Detail from Starry Night

The final tweak was modifying the free motion quilting pattern so that each star stood out, but so that it was still one continuous line of quilting. I achieved this by adding a line with a loop in the middle or alternating stringing stars with loops. A modification I am considering for the border is to alternate stars with spirals along a string. I think it could be quite effective.

Detail from the Back Side of Starry Night

Working on a project like "Starry Mess" to a point where it morphs into my interpretation of Van Gogh's "Starry Night" is precisely why quilting calls to me. I may think I want quick and easy. What I thrive on is discovery and seeing a project take on a life of its own.

Monday, December 10, 2012

Quilting Along With Leah Day - Week 43

Front Side of "Scribble"

This week's free motion quilting design was named Cat Hair Ball or Scribble. The way it turned out when I let it flow naturally was reminiscent of a pretzel, just without the cross. This is definitely a quick, easy and soothing pattern. Leah recommends it for sashings. I tried it as an all over design. My recommendation would to be to use it for a young child's blanky.

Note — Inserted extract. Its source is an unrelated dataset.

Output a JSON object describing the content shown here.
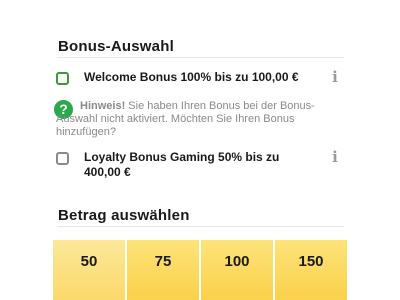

In Leah's instructions for executing Scribble she mentions that the "bird's nest" or what I think of as eyelashes that can be seen on occasion with this pattern, on the back of the quilt is NOT a tension issue but an issue of how it is easy to be change the speed of your hands as you swoop around a curve, thereby getting out of synch with the speed of the needle, controlled by your foot on the peddle. Although I rarely get an out and out bird's nest on the back of my quilt any more, I do have a tendency to get eyelashes. So, I challenged myself to reduce them when practicing Scribble. They are there, but in general the eyelashes are less frequent and most are mere stubbles.

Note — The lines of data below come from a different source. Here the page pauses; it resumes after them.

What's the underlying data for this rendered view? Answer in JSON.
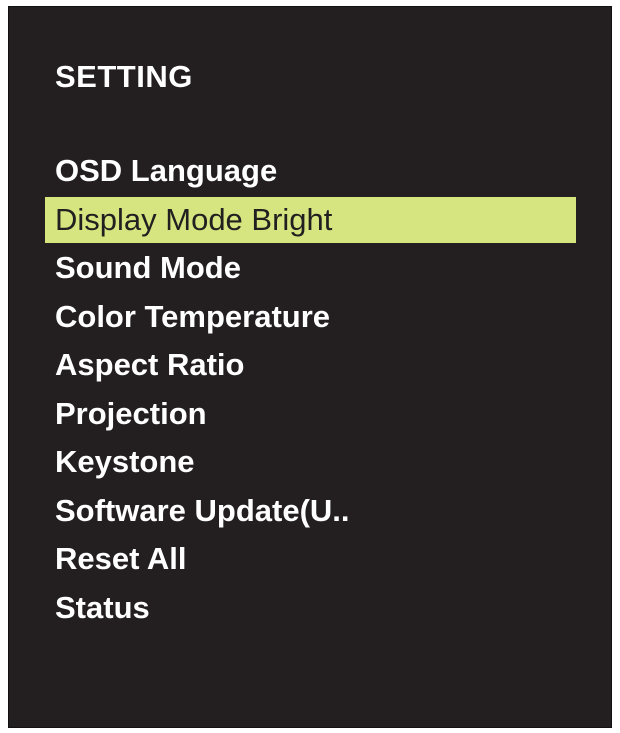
{
  "menu": {
    "title": "SETTING",
    "accent_color": "#d6e57f",
    "background_color": "#231f20",
    "selected_index": 1,
    "items": [
      {
        "label": "OSD Language"
      },
      {
        "label": "Display Mode Bright"
      },
      {
        "label": "Sound Mode"
      },
      {
        "label": "Color Temperature"
      },
      {
        "label": "Aspect Ratio"
      },
      {
        "label": "Projection"
      },
      {
        "label": "Keystone"
      },
      {
        "label": "Software Update(U.."
      },
      {
        "label": "Reset All"
      },
      {
        "label": "Status"
      }
    ]
  }
}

Backside of "Scribble"
Note I wrapped it with echo quilting

Another goal I gave myself with this assignment was to keep the quilt fairly open or at a midscale, versus my tendency to go for small scale and even micro scale quilting. This keeps the quilt more supple. However, I find it trickier to avoid the eyelashes and maintain an even scale in mid to large scale quilting versus small scale quilting.

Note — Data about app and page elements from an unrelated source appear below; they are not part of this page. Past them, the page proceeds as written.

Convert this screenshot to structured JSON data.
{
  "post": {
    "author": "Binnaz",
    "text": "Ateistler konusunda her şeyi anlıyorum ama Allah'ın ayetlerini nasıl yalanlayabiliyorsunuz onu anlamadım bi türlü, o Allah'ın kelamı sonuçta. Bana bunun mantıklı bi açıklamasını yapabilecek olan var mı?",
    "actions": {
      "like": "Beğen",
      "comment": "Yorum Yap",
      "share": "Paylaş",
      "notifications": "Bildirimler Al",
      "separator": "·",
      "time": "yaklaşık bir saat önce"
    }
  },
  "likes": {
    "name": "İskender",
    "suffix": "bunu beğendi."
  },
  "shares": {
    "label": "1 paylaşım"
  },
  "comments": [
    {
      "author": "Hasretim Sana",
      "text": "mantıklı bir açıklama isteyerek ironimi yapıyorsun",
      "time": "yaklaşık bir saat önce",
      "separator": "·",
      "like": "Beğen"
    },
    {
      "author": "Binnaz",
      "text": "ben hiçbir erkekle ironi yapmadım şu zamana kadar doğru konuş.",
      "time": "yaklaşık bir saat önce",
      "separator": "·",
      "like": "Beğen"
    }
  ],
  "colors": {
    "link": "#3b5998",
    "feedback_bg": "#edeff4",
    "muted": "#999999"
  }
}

Detail of the backside of "Scribble"
In some areas the eyelashes are obvious. In other areas
you have to look closely to see hints of them.

Backside of the "Pod" practice piece.
An excellent way to compare the designs
from the last three assignments.

Wednesday, December 5, 2012

Quilting Along with Leah Day - Week 42

Front Side of Tangled Lights

I really should go back and check Leah's video before I launch into doing my assignment.  I tend to remember the gist but not the details. On the plus side I often end up with a cousin of Leah's designs, giving me double the patterns to play with in the future.

Back Side of Tangled Lights

The plan this week was to rapidly quilt sashing by "stringing" spirals one after the other. I can't recall the last time I pieced a top that included sashing. This put me in a dilemma. Should I piece a new practice top with sashing or tweak the design to be a filler pattern. My time was very limited this week since I was on the road. I opted to tweak the pattern and title the new design Tangled Lights. 

Detail of Tangled Lights

In order to execute the filler pattern I started with a wobbly spiral baseline, working from the outside towards the center of the space I wished to fill. Once I reached the center I added the spiral ornaments/lights, working my way out along the wobbly baseline. I left gaps between the ornaments because that is what I thought the design called for. Oops! However, those gaps allowed me to stagger the ornaments, which left room for the next concentric row of an ornaments out. Finally, since I added Tangled Lights to my Wrapped Gifts practice piece, I wrapped my ornaments with some echo quilting.